Professor Braithwaite recently co-edited a book with Professors Erik Hollnagel in Denmark and Bob Wears in the United States (Resilient Health Care, Ashgate, 2013), which proposes new models for tackling patient safety in acute settings and a second book in the series, The Resilience of Everyday Clinical Work, was published in 2015. His book on health reform in 30 countries with Professors Julie Johnson in Australia, Yukihiro Matsuyama in Japan and Russell Mannion in the UK was also published in 2015. A new book discussing sociological perspectives on patient safety with Professors Davina Allen at Cardiff University, Jane Sandall at King’s College, London and Justin Waring at Nottingham University.
Noteworthy projects in recent times include the CareTrack study, which found that 57% of care delivered to Australians is in line with level 1 evidence or consensus based guidelines. This was described by the editor of the Medical Journal of Australia when it was published in 2012 as the most important publication in that journal for the last 10 years. This study has been very influential amongst policy makers, managers, clinicians and patient groups in Australia and internationally. Another key project is the work he did with 30 countries, culminating in a book published in 2015. He included low, middle income and rich countries, looking at their reform activities and their quality and safety
initiatives. This work shows that reform is not an episodic activity. Every health system is continuously reforming and attempting to improve the care that is delivered. This work suggests that insufficient resources are allocated to evaluating reform measures and improvement activities.
In December 2014 the National Health and Medical Research Council undertook a targeted consultation on a draft of the ‘Principles for Publicly-Funded Data for Health Research’ (the Principles).
Research Australia is of the view that the Principles could do more to support the linking of data from different datasets and the submission addressed this matter. It also provided some comments on the specific wording of the Principles and proposes an addition to the Glossary.
Research Australia today lodged its submission in response to the National Mental Health Commission’s Review of Mental Health Services and Programmes. The focus of the review is on measures to improve the effectiveness and efficiency of the sector, and the terms of reference specifically include mental health research.
Research Australia’s submission has focused on the better integration of research into the design, delivery and evaluation of mental health programmes and services, and the benefits this can bring through improved effectiveness and efficiency. Specific measures include the more effective collection and use of data across mental health services and an investment in infrastructure to facilitate clinical trials and comparative effectiveness research.

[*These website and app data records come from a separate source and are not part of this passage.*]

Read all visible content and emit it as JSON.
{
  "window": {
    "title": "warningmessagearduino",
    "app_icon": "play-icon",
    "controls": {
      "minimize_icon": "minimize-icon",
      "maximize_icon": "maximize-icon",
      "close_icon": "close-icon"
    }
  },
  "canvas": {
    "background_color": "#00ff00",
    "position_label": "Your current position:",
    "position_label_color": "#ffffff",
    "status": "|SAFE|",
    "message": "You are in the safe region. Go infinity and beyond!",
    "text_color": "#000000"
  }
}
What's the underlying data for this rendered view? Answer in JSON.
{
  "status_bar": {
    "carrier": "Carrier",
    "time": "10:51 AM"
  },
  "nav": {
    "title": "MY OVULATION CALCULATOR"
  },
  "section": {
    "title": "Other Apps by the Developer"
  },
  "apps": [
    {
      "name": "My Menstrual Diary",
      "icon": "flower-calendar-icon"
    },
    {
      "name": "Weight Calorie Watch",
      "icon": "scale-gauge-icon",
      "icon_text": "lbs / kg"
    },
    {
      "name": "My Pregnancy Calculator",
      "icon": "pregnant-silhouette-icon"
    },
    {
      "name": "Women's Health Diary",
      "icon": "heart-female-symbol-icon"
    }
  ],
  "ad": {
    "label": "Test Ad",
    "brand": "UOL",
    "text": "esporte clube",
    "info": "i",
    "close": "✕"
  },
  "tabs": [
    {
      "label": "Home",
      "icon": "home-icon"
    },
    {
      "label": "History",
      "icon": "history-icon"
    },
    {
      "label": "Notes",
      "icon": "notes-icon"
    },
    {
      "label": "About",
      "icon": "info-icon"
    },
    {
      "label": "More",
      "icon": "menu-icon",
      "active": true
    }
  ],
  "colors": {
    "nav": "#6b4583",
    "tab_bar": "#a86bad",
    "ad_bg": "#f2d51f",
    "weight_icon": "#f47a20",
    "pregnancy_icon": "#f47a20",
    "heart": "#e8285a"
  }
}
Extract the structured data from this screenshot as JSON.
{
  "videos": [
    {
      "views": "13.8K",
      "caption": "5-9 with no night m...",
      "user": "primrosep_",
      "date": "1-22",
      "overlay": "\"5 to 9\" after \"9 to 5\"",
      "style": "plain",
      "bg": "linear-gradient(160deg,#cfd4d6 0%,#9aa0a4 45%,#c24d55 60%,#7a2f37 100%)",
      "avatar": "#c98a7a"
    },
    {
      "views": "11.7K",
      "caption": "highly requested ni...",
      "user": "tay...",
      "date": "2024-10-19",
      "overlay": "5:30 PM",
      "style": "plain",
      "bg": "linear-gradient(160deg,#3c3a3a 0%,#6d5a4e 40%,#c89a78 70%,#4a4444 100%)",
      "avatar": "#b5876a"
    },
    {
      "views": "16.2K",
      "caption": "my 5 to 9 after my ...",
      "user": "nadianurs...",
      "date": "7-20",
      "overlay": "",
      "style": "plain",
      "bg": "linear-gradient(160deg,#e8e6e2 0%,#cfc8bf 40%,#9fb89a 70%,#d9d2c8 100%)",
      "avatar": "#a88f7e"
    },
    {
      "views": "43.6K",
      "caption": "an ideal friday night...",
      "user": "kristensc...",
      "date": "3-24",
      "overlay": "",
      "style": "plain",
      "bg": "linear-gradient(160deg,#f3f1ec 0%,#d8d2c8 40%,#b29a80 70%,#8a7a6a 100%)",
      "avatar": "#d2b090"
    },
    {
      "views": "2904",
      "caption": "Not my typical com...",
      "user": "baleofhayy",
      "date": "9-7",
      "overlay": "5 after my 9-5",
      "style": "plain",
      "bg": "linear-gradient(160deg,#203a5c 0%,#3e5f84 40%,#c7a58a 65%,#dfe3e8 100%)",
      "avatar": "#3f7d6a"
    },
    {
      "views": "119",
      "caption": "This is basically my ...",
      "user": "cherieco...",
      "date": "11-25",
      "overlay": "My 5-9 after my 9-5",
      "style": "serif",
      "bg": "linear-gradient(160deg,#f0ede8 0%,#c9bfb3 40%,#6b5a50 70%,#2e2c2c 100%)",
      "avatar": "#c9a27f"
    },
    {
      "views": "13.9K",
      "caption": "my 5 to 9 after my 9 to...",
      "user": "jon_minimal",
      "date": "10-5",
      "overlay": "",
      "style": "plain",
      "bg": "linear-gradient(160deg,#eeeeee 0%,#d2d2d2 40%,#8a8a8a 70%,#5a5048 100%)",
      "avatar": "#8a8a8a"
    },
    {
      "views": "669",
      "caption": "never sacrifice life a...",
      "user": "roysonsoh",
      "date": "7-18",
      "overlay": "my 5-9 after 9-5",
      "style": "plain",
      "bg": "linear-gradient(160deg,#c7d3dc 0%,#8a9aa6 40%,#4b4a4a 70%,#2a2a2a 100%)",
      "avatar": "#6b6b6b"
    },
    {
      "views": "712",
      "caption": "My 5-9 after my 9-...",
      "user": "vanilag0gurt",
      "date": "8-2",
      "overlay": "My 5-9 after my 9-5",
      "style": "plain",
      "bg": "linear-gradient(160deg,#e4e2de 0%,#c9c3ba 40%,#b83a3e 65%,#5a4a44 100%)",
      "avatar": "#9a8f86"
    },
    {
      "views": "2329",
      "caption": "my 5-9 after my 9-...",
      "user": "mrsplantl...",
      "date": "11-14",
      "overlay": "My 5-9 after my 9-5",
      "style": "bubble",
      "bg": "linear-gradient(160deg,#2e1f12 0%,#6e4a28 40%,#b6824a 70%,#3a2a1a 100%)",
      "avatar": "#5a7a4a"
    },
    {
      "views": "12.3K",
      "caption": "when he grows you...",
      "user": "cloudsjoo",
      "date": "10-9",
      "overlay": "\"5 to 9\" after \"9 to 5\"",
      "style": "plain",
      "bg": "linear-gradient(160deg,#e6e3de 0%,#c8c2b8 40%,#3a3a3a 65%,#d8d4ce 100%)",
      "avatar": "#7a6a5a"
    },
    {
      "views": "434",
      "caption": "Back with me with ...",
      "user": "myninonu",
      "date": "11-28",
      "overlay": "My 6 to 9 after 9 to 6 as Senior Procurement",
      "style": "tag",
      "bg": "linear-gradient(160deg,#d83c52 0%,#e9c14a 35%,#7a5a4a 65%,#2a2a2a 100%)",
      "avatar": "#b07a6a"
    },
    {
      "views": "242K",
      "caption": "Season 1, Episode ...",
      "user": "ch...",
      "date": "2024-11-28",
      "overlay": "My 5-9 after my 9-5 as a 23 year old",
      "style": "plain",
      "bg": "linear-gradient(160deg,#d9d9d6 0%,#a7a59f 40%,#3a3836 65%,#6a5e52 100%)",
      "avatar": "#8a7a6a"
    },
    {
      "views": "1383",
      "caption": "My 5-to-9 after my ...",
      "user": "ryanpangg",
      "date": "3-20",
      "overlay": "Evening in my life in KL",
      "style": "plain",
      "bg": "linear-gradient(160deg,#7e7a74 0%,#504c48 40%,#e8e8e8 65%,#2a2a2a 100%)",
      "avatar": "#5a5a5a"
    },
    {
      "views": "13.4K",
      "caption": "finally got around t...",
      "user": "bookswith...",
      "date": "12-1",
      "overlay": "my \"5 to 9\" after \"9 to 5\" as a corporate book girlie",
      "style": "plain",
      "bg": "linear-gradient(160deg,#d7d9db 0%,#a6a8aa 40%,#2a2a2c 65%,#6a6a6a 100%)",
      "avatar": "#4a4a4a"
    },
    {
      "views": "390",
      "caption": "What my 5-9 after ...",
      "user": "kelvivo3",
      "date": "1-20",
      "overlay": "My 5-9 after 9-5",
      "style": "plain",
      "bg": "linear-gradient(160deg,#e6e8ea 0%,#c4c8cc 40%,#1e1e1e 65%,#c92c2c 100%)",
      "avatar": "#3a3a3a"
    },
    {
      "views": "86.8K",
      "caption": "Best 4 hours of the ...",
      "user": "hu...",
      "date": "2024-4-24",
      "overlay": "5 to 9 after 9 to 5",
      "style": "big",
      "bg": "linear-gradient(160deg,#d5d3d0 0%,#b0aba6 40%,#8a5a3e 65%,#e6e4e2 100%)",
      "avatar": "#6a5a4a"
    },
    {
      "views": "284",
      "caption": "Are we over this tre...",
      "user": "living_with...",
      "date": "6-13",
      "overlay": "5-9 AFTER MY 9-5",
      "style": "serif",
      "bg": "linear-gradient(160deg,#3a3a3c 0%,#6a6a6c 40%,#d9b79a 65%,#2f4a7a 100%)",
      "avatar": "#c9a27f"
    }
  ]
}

The submission was developed with the assistance of an expert working group drawn from Research Australia’s membership, and their contribution is gratefully acknowledged.